If you want to immerse yourself in all things Mayan, we have good news: Chichen Itza and Tulum are wheelchair-accessible, so disabled travellers can get up close and personal to these archaeological sites. Playa del Carmen itself has accessible hotels and beaches, as well as plenty of adaptive equipment for swimming so it’s possible to enjoy snorkelling the coral reef and spotting a few turtles.
Tel Aviv, Israel
Tel Aviv has made some great strides in recent years when it comes to making the city more accessible to people with disabilities. Almost all bus lines are wheelchair-accessible, even including technology where the bus stations read out upcoming buses and buses that announce their number when arriving, perfect for people who are visually impaired. On top of that, building laws ensure that all new construction is wheelchair-accessible, and most stores and restaurants have ramps. Hotels in Tel Aviv are aware of disabled travellers, offering handicapped-ready rooms, bathtubs and panic-buttons.

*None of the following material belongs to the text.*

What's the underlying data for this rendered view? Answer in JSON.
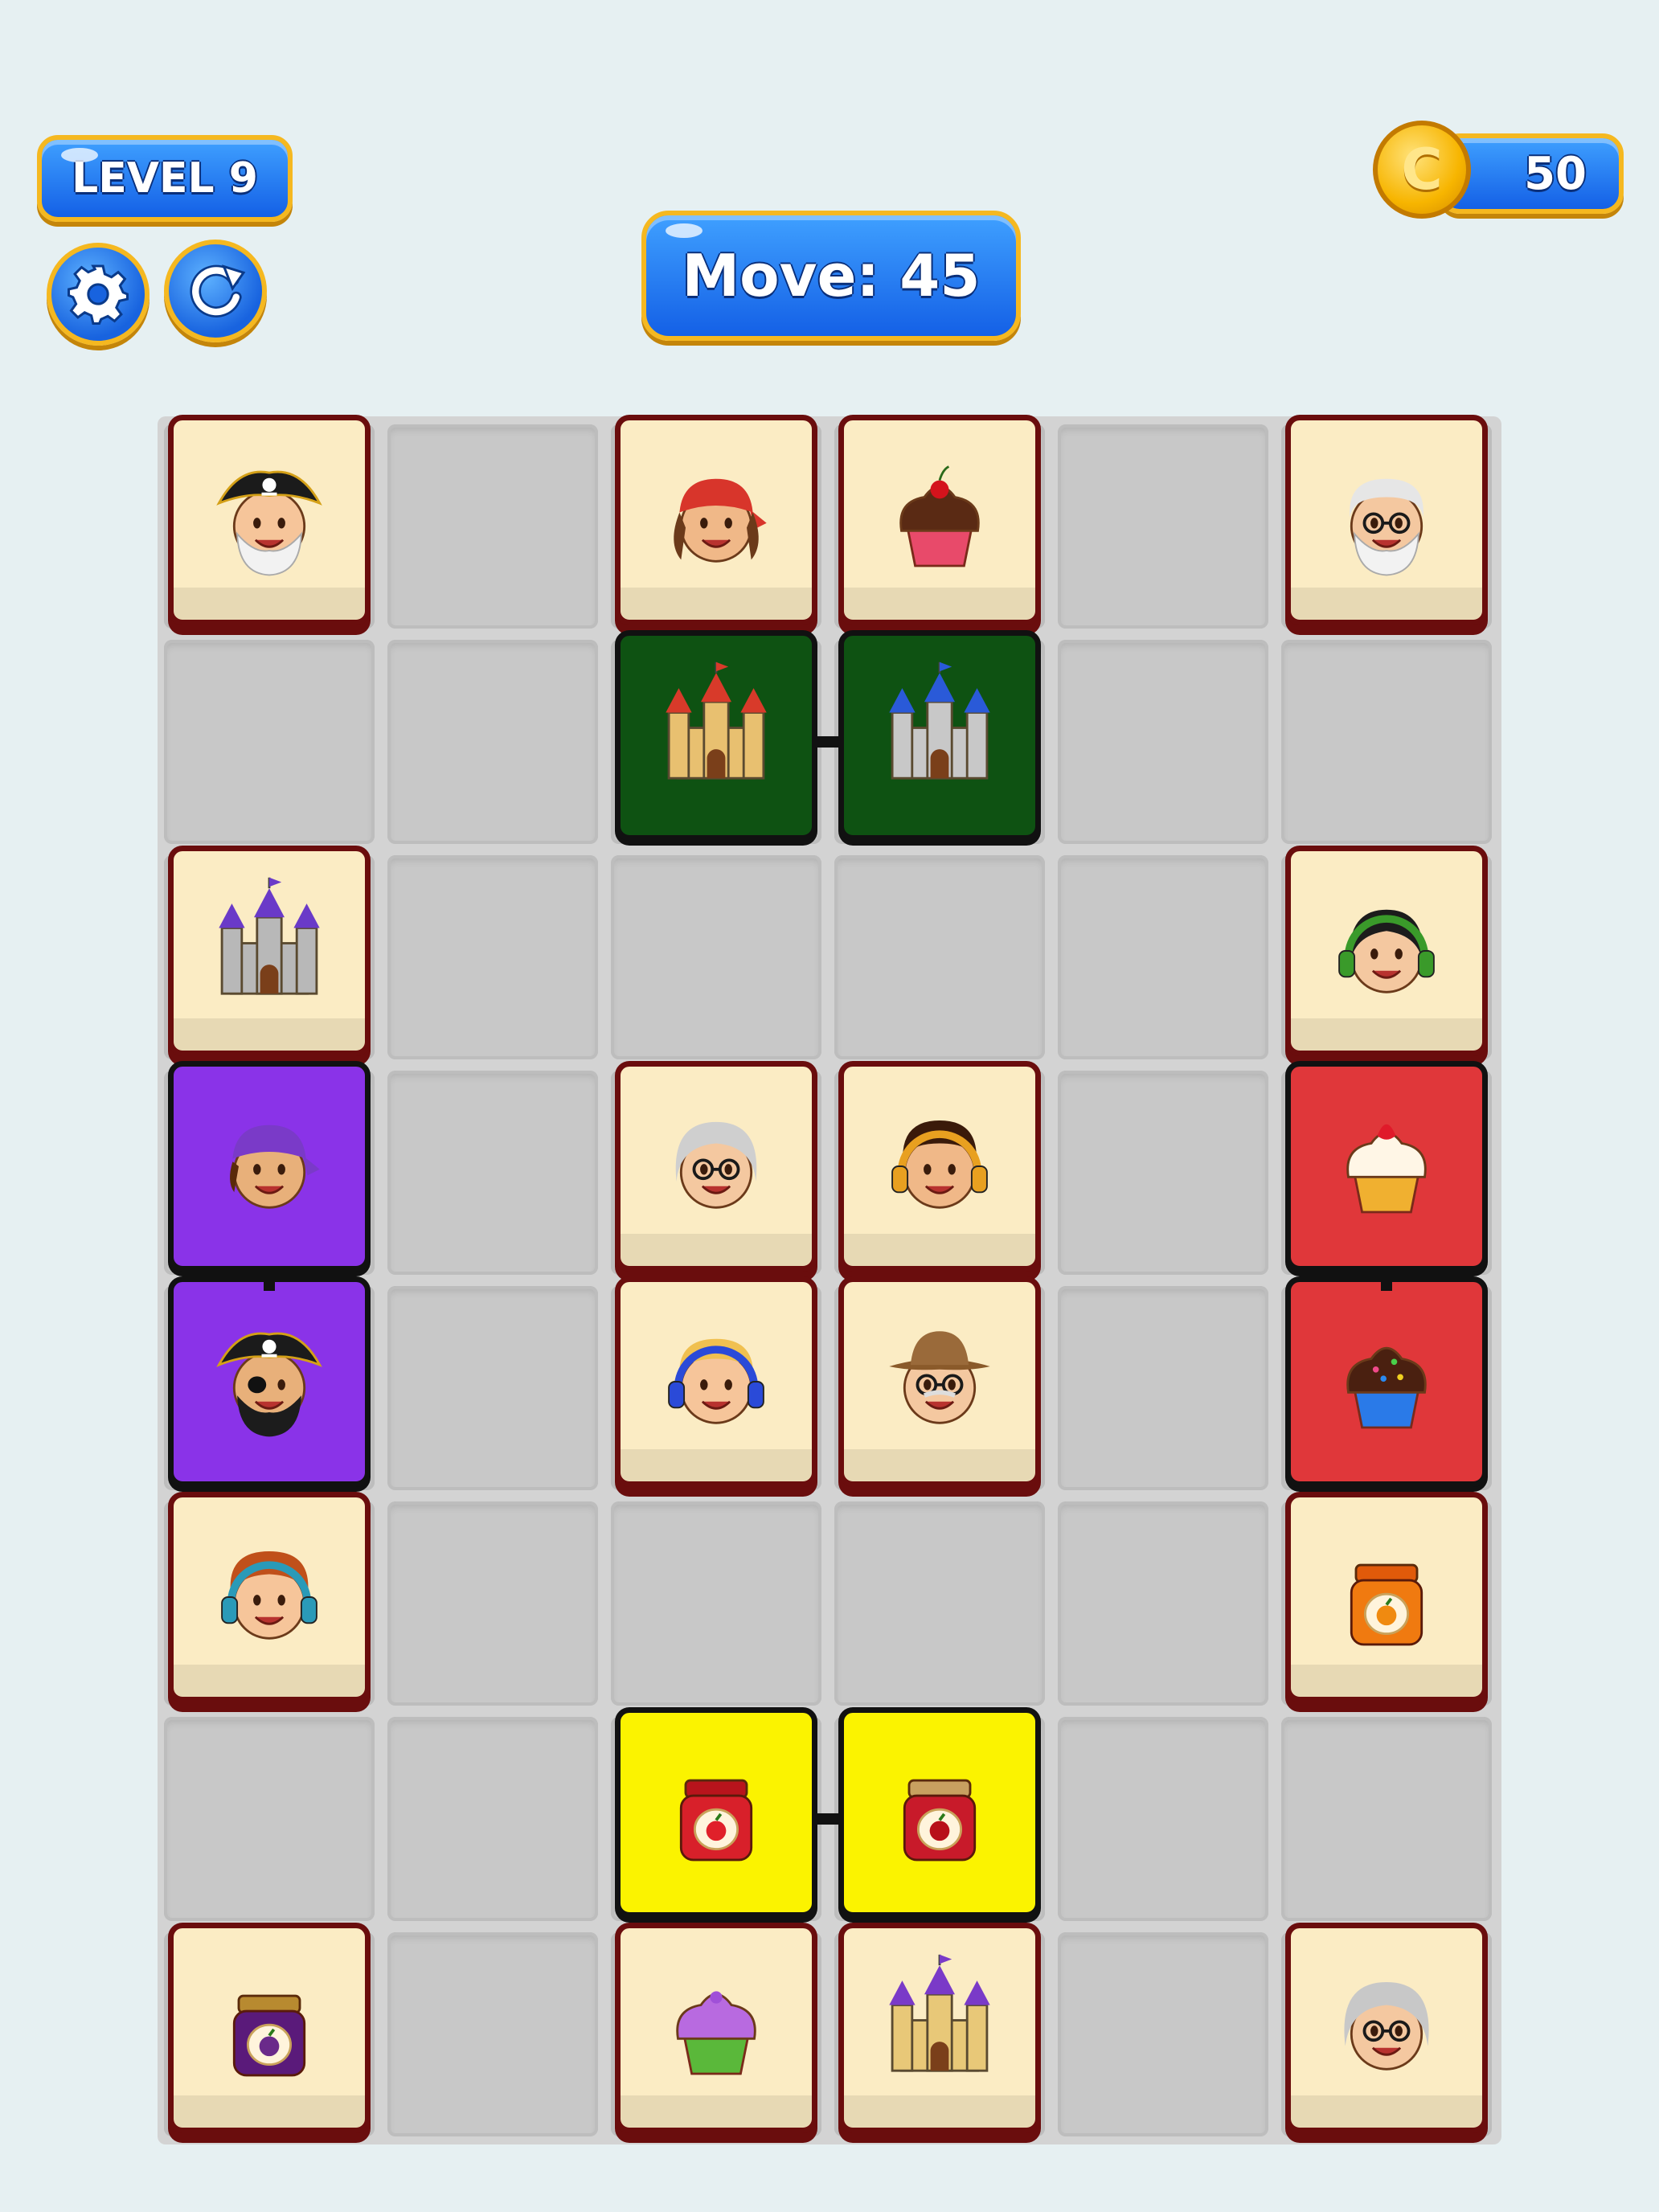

Manchester is a growing tourist destination – there’s more to the UK than London, after all. Although the city’s roots are in the Industrial Revolution, much of Manchester has been made accessible for disabled travellers with smooth, wide, step-free pavements and stepless entry into shops, restaurants in bars (good thing, too, as the food and drink scene here isn’t to be missed). Public transport is accessible, so there’s nothing stopping you from experiencing a soccer match at Old Trafford. If you want to escape the city, the beautiful Peak District National Park is only an hour away, where there are well-developed facilities for disabled visitors.
Melbourne and Sydney, Australia
Both of these cities are incredible places to visit in Australia, as well as being highly accessible for disabled travellers. The public transport system in Melbourne is easily navigated and you’ll be making the most out of the incredible food scene in the city with plenty of wheelchair-friendly restaurants. Trips to the Great Ocean Road and Victoria’s parks are made accessible for disabled travellers so you can make the most out of the city.
Travel to: Australia
Sydney comes well-recommended as a wheelchair-friendly destination from blogger Cory at Curb Free with Cory Lee. A main – and amazing – way to experience and traverse the city is on its ferries, all of which have ramps. Other transportation, such as taxis are accessible, as well as hotels, wherever you’d prefer to stay within Sydney.
Known for its glamour, shopping, family-friendly activities and the Singapore Sling cocktail, it’s good to know that this is all accessible for disabled travellers. Many hotels are affordable and accessible with great service and Raffles Hotel make trying the famed cocktail a breeze. A visit to Chinatown should be high on the list, which is made possible by the highly accessible mass rail transit (MRT) and buses.